contribute to the success of the measure it
would be going a long way towaro paying
the debt of gratitude that comrades owa
to the armv nurses.
The Sons of Veterans Is Incresslng In
numbers and Influence and Is unquestiona
bly destined to play sn Important part In
the future history of the land their fathers
The daughters of veterans by combining
their Influence In such an organization as
the National Alliance Daughters of Veter
ans can accomplish much in the way of
Inculcating in the minds of children a love
for the country and a loyal devotion to the
Pag as the emblem of national unity and
the rights if man.
Senior Vice Commander's Report.
The report of John R. King, as senior
vice oommander-ln-chlef, contained the fol
The tlni" Is passing when we can hope
for a maten1' 'ncrease In our membership,
yet there ar iMtiy, very many survivors
of the unto:, armies of the civil war who
still holi aloof end fall to avail themselves
of their eligibility to Join the Grand Army
of the Republic.
In view of the great benefit the Influence.,
of our order has be.n to them In the wuy
of Influencing legislation along the line of
pension enactment It Is surprisingly as
tonishing whv there are so many who are
willing to reap the lienetil of our organised
efforts, and yet remain outside of our ranks.
leaving to a relatively rew tne Durnen or
i flchtlng for the rlahts of the old soldiers
ftepori oi junior net umii.niiir.
The report of (. W. Patten, Junior
vice commander-in-chief, referred to the
enthusiastically cordial greeting extended
tn him In the south during his visit to

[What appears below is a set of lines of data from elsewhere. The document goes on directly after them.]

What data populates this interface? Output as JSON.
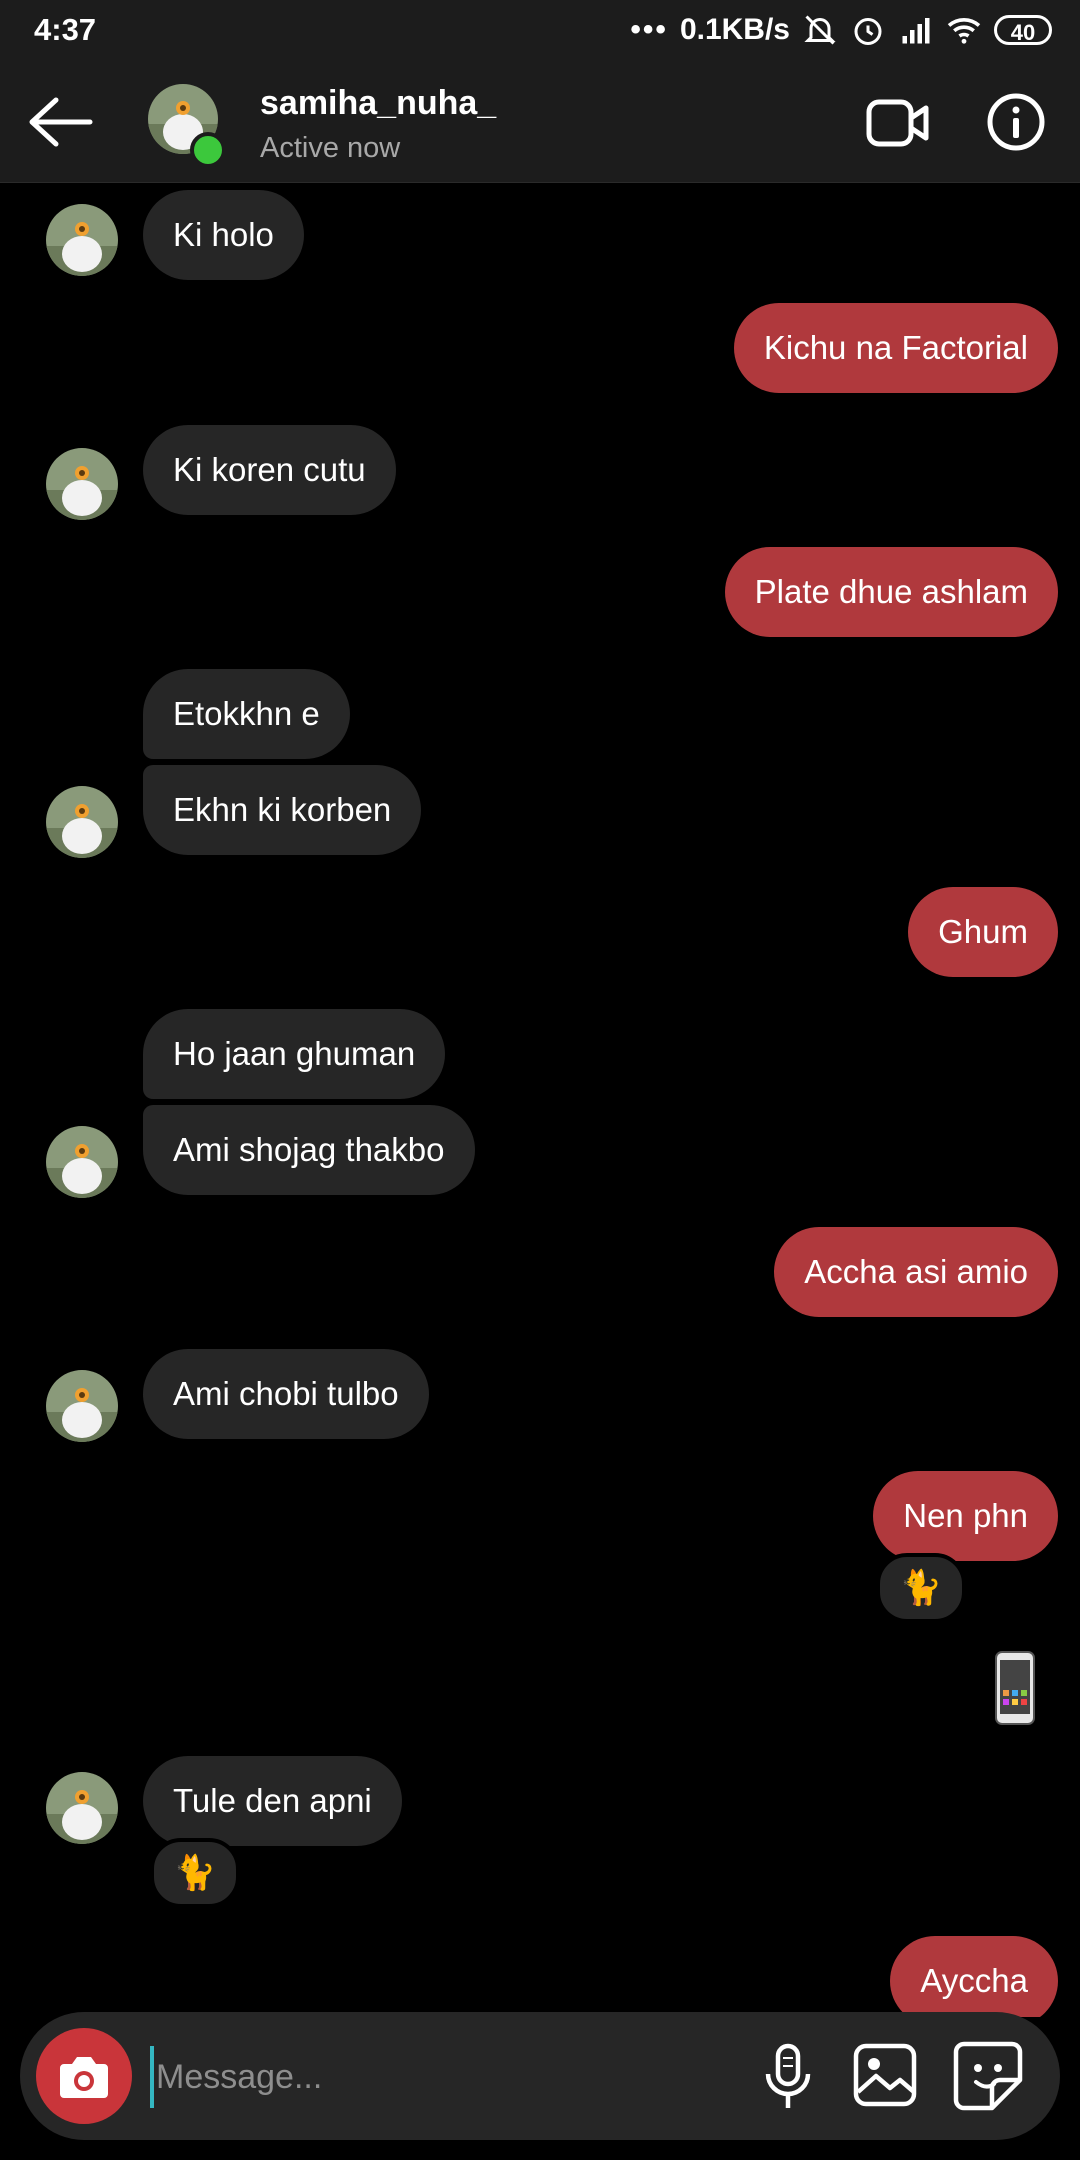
{
  "status_bar": {
    "time": "4:37",
    "network_speed": "0.1KB/s",
    "battery": "40",
    "icons": [
      "dots-icon",
      "mute-bell-icon",
      "alarm-icon",
      "signal-icon",
      "wifi-icon",
      "battery-icon"
    ]
  },
  "header": {
    "username": "samiha_nuha_",
    "status": "Active now",
    "online_color": "#3cc83c",
    "icons": [
      "back-arrow-icon",
      "video-call-icon",
      "info-icon"
    ]
  },
  "colors": {
    "sent_bubble": "#b0393d",
    "received_bubble": "#262626",
    "background": "#000000"
  },
  "messages": [
    {
      "side": "received",
      "text": "Ki holo"
    },
    {
      "side": "sent",
      "text": "Kichu na Factorial"
    },
    {
      "side": "received",
      "text": "Ki koren cutu"
    },
    {
      "side": "sent",
      "text": "Plate dhue ashlam"
    },
    {
      "side": "received",
      "text": "Etokkhn e"
    },
    {
      "side": "received",
      "text": "Ekhn ki korben"
    },
    {
      "side": "sent",
      "text": "Ghum"
    },
    {
      "side": "received",
      "text": "Ho jaan ghuman"
    },
    {
      "side": "received",
      "text": "Ami shojag thakbo"
    },
    {
      "side": "sent",
      "text": "Accha asi amio"
    },
    {
      "side": "received",
      "text": "Ami chobi tulbo"
    },
    {
      "side": "sent",
      "text": "Nen phn",
      "reaction": "🐈"
    },
    {
      "side": "sent",
      "sticker": "phone-sticker"
    },
    {
      "side": "received",
      "text": "Tule den apni",
      "reaction": "🐈"
    },
    {
      "side": "sent",
      "text": "Ayccha"
    }
  ],
  "composer": {
    "placeholder": "Message...",
    "icons": [
      "camera-icon",
      "microphone-icon",
      "gallery-icon",
      "sticker-icon"
    ]
  }
}
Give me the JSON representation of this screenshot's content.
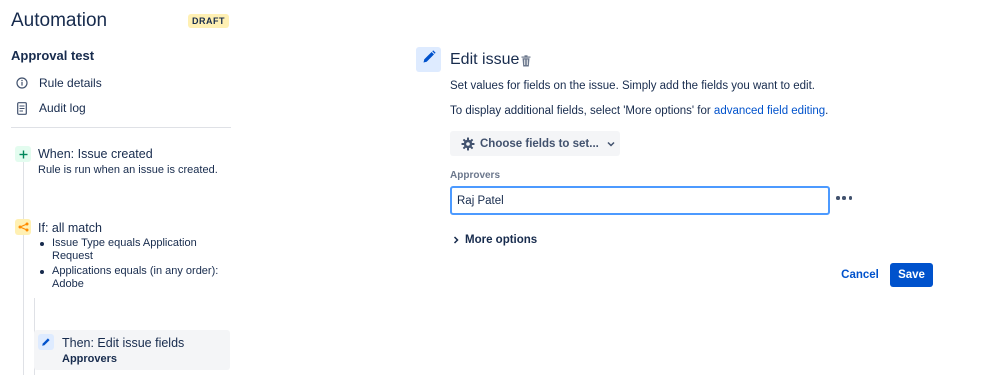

the posts there. ' Veterans are employed i
In the parks st Vlcksburg and Shlloh.
but at Chattanooga, tlettyshurg and An
tletam the positions occupied by the veter
ans were taken from under the civil serv
ice rules, after which the veterans were
discharged one after another, until all
were gone that any excuse could be found
for suspending. A I'nlted States deputy
marshal occasionally rides over the fields
and the memorial and other property Is
left at the mercy of vandals and thieves
who visit the fields for plunder.
Adjutant General J. E. Oilman stated
In his report that the membership June
f, I'M, was 2S:.. The deaths during
the year were SUit The petlaae for ta